Why You Should Pay Attention to the “NOPEC” Bill Moving Through Congress
Less than two weeks after OPEC+ slashed oil production by two million barrels per day, the price of oil is above $90 per barrel, and U.S. gas prices have already gone up by about a dime per gallon.
The cartel’s move caught the Biden administration flat-footed, and now, President Biden is considering something he has long resisted and that Senate Majority Leader Chuck Schumer has long sought: NOPEC.
The No Oil Producing and Exporting Cartels Act has been introduced in various forms 16 times since 2000. It would strip state immunity from OPEC nations and allow them to be sued in U.S. courts under antitrust law for collusion and price-fixing.

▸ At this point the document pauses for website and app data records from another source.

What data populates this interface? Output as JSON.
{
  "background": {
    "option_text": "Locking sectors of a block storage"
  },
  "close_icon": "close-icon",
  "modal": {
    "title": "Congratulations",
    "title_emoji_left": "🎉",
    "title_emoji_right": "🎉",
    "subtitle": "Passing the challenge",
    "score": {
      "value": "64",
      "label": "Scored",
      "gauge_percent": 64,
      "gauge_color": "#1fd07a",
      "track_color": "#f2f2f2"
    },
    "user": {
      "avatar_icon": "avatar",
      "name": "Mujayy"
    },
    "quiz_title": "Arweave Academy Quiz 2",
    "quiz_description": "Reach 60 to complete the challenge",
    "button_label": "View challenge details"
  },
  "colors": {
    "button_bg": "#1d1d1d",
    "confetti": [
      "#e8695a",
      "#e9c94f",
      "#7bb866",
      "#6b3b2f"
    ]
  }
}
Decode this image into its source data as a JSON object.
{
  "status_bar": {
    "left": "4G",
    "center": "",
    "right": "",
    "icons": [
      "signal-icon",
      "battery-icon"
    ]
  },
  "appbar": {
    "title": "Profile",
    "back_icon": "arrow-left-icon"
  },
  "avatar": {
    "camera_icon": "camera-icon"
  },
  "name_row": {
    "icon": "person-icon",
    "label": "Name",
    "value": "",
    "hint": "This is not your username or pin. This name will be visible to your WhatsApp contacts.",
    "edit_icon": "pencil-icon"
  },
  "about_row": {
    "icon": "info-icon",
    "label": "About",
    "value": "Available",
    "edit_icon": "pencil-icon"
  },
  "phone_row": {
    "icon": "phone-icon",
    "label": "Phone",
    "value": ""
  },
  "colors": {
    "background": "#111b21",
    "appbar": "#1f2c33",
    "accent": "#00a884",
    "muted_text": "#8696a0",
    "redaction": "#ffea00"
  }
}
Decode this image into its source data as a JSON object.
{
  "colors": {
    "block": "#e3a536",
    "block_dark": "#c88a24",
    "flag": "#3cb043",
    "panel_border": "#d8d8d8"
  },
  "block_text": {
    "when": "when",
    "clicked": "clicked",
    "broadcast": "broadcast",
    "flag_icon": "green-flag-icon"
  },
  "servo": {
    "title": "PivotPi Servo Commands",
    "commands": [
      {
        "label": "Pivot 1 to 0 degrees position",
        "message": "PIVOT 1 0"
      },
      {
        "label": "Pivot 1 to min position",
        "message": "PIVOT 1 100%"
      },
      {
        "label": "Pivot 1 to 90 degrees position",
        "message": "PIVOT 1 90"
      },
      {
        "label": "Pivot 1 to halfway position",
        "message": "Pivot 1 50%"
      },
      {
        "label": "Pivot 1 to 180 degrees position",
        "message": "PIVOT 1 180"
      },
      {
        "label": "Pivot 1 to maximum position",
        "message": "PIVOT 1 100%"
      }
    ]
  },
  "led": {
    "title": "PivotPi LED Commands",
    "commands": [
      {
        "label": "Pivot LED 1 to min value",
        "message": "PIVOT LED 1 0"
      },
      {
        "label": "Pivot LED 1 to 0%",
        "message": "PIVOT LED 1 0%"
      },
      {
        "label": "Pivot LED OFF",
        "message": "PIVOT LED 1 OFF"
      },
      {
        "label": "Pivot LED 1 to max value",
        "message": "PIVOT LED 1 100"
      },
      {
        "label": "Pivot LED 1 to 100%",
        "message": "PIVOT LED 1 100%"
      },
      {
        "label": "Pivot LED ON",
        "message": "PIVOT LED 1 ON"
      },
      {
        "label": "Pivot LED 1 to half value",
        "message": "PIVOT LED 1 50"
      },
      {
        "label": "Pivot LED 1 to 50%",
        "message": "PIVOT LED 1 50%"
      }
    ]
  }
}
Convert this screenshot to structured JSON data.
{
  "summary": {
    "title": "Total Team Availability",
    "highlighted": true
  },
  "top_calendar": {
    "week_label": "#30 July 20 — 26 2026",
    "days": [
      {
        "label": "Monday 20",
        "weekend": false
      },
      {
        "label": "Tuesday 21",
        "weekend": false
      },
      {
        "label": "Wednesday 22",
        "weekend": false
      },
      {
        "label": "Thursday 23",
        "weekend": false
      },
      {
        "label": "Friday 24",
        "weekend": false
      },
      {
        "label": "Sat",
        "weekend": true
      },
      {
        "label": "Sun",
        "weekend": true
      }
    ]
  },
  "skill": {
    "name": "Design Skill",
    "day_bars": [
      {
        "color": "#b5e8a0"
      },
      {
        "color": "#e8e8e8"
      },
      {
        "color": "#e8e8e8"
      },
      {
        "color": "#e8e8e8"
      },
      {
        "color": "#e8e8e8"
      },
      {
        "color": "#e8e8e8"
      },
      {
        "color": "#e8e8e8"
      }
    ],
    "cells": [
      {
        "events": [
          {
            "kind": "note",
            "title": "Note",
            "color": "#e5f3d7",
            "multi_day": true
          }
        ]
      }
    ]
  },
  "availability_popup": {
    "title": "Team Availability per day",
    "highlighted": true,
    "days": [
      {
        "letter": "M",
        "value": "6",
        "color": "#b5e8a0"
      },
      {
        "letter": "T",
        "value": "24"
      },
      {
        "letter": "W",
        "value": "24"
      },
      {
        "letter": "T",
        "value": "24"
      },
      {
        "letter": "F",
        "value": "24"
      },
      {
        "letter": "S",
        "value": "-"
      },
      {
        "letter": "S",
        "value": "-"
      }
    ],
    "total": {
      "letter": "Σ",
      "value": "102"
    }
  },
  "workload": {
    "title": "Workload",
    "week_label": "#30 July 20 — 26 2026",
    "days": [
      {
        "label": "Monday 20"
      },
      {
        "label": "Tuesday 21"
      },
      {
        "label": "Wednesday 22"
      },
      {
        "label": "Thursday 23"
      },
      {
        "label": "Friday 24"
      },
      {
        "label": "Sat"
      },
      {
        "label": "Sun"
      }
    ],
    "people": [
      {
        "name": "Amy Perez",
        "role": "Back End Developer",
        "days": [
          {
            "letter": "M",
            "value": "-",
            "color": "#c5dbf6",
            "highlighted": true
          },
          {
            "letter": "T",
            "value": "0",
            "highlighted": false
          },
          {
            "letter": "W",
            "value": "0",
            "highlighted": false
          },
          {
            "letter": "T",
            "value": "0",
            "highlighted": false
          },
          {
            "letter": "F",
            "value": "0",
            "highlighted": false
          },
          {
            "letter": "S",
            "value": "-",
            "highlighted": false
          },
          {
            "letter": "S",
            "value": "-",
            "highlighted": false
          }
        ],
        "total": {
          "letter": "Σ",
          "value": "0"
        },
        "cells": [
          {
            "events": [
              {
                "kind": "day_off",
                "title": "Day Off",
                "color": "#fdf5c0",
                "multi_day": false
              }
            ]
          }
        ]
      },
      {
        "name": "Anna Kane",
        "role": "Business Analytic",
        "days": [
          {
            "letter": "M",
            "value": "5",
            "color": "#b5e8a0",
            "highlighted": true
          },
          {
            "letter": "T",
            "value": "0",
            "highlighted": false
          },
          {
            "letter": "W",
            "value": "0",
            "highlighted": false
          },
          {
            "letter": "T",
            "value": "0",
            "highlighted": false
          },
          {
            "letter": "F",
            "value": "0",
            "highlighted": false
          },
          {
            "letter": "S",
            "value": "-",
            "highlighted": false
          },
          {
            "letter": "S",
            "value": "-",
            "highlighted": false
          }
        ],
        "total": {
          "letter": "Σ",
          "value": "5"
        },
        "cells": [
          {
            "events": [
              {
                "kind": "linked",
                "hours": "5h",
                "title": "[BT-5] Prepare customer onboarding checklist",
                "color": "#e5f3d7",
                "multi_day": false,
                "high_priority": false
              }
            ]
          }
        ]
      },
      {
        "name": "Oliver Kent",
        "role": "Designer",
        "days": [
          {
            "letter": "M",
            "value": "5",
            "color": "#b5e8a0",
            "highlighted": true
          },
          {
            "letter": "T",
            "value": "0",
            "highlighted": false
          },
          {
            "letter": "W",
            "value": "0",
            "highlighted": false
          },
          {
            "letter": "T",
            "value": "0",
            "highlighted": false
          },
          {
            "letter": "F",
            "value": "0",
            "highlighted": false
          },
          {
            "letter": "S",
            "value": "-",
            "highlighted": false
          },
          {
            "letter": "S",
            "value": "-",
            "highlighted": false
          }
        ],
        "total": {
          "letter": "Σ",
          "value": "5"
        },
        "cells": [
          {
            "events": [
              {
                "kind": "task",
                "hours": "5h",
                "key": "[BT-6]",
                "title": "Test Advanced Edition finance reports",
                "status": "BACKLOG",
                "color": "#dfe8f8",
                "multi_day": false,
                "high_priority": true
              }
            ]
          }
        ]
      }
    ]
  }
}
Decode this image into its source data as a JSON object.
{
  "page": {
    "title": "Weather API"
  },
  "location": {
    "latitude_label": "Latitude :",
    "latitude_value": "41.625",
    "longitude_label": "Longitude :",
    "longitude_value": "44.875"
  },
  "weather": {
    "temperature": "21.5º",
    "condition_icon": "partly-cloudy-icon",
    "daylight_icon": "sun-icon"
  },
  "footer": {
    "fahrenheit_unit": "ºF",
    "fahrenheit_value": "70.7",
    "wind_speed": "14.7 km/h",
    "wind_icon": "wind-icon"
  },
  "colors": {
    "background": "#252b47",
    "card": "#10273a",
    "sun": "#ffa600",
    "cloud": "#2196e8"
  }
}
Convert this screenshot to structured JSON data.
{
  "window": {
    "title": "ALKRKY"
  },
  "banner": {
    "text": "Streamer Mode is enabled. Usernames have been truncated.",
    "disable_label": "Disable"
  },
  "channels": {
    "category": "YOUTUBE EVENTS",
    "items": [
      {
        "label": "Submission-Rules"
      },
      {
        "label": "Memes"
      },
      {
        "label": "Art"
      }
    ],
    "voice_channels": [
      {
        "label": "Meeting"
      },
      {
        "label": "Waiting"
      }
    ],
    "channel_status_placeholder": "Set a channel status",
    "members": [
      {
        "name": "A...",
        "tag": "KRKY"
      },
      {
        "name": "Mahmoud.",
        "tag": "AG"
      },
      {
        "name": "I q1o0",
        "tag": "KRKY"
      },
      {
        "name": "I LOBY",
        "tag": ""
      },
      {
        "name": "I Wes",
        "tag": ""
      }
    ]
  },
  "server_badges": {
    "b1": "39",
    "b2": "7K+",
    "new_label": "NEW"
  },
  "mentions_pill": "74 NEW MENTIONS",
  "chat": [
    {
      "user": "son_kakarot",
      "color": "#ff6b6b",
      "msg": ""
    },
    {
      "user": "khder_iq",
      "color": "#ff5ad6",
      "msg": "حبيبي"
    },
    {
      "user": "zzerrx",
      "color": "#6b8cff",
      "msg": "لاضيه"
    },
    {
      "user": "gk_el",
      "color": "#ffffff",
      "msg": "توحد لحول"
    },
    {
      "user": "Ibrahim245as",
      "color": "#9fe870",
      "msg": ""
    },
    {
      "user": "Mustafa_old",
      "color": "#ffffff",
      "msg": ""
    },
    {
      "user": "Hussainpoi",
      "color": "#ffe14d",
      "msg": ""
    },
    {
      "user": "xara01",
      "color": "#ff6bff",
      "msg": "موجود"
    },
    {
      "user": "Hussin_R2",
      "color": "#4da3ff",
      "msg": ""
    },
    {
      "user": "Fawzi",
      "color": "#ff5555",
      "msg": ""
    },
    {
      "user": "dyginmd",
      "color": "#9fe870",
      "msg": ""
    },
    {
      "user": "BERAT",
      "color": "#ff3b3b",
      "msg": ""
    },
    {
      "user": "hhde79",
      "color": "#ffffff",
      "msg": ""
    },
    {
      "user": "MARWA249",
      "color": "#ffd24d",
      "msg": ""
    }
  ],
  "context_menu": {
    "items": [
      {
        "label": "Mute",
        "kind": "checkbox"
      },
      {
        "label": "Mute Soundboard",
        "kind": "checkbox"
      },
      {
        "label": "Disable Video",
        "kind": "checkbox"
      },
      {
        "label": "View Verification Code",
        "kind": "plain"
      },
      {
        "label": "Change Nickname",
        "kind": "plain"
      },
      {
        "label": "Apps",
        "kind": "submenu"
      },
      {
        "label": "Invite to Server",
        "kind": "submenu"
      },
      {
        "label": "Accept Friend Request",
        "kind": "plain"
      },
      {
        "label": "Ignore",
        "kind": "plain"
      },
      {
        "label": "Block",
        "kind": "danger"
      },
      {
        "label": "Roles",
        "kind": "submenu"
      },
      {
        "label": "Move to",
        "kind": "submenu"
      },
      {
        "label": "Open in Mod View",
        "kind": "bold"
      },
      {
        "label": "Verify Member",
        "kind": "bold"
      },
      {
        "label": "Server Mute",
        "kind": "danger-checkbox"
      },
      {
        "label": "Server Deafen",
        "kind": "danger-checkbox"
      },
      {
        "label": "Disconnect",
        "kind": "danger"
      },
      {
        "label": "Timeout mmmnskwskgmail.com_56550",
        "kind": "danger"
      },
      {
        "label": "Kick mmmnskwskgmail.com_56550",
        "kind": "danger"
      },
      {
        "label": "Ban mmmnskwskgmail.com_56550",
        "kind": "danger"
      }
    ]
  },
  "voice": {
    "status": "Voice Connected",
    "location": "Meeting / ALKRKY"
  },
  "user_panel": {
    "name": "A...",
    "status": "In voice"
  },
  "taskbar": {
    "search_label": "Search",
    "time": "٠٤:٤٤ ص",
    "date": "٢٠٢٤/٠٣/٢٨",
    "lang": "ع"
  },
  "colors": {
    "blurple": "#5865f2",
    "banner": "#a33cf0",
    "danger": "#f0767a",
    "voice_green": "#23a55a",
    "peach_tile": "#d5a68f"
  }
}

Proponents of the NOPEC provision say state-owned enterprises like OPEC nations’ oil companies engage in anticompetitive behavior, putting domestic oil producers at a disadvantage and the U.S. at the mercy of the cartel’s whims.
But others worry the NOPEC provision could actually be counterproductive. Javier Blas of Bloomberg argues that NOPEC is a “nuclear option” that could lead Saudi Arabia to “dump US financial assets, redirect oil sales and openly talk about pricing oil in other currencies.”
Wherever one stands, we cannot lose sight of the importance of U.S. energy independence. To get there, Congress must move on energy permitting reform.